My first experience with violence was etched into my memory shortly before I was 2 years old.
My grandfather was a police reporter for the San Antonio Light, and he and my grandmother lived on a farm outside of San Antonio on the Corpus Christi Highway.
A short distance to the south from their home was Hilltop, which consisted of a gas station, a store and a locker where people could store frozen goods. It was long before people had freezers in their homes.
My grandfather heard that something was happening at Hilltop, and he headed that way.
Being a baby attached to his grandfather, I didn’t want him to leave. He took me with him.
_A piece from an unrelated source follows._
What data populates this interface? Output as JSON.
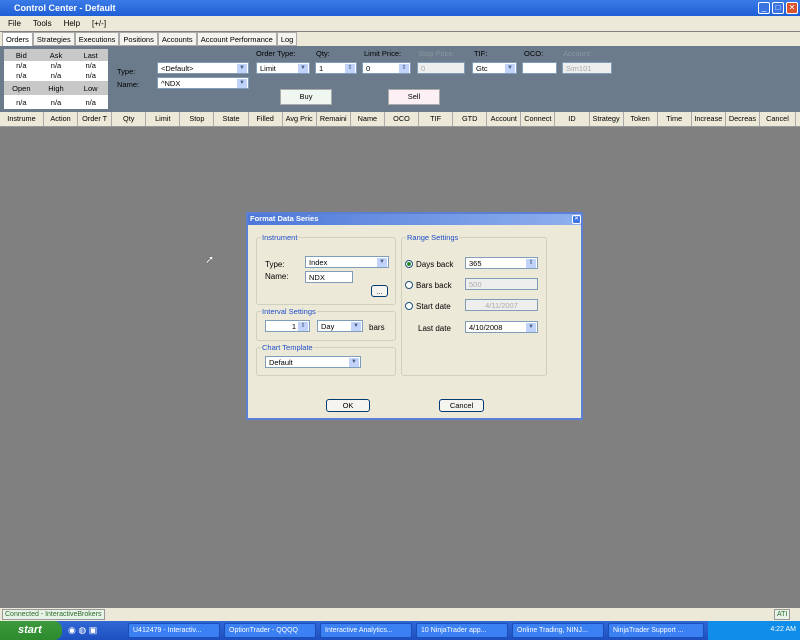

The gas station had been robbed and three men murdered. To this day, seven decades later, I can still see their bloodied bodies.
I first witnessed the joining of violence and pure evil in August 1973 in Houston.
I was a reporter for United Press International working the night shift. A source called and said I should come to a boat storage shed in a remote part of the city.
I watched as detectives dug in one of the units and began recovering the bodies of young boys and teenagers who had been tortured, raped, murdered and buried there, their bodies stuffed into garbage bags and covered in lye.
I didn’t think the stench from the decay would ever leave me.
As midnight approached, the body count grew as the officers dug.
I reported the growing number to my editors in the Dallas UPI office.
“Who says there are that many victims?” they asked.
“I do,” I said. “I’m counting them as they pull the bodies from their grave.”
Before the search at the boat shed and other locations was over, 28 victims of Dean Allen Corll and his teenage accomplices, Elmer Wayne Henley and David Owen Brooks, had been found. More likely went undiscovered.
I had hoped such evil would be the rare exception. Now 70 years old, I have a gnawing fear that it is not.
Mass murders in schools, at concerts, during worship services no longer jar us beyond the initial revulsion that too readily fades as news cycles move onto other things.
The stench of that boat shed and the sight of those bloodied bodies in an obscure Texas gas station have never left me.
But the onslaught of violence – the assassinations, the Vietnam war, four dead in Ohio, the endless wars in the Mideast, the terrorist attacks, Las Vegas, Sandy Hook, Charleston, Pittsburgh, a Tallahassee yoga studio – leaves me, and others I suspect, numb.
I grew disillusioned with the church when so many Christians condoned the atrocities of the Vietnam War.
I grow more disillusioned today as so many Christians condone the words and actions of a president that are far removed from the teachings of Christ.
I fear for our souls and the soul of our country.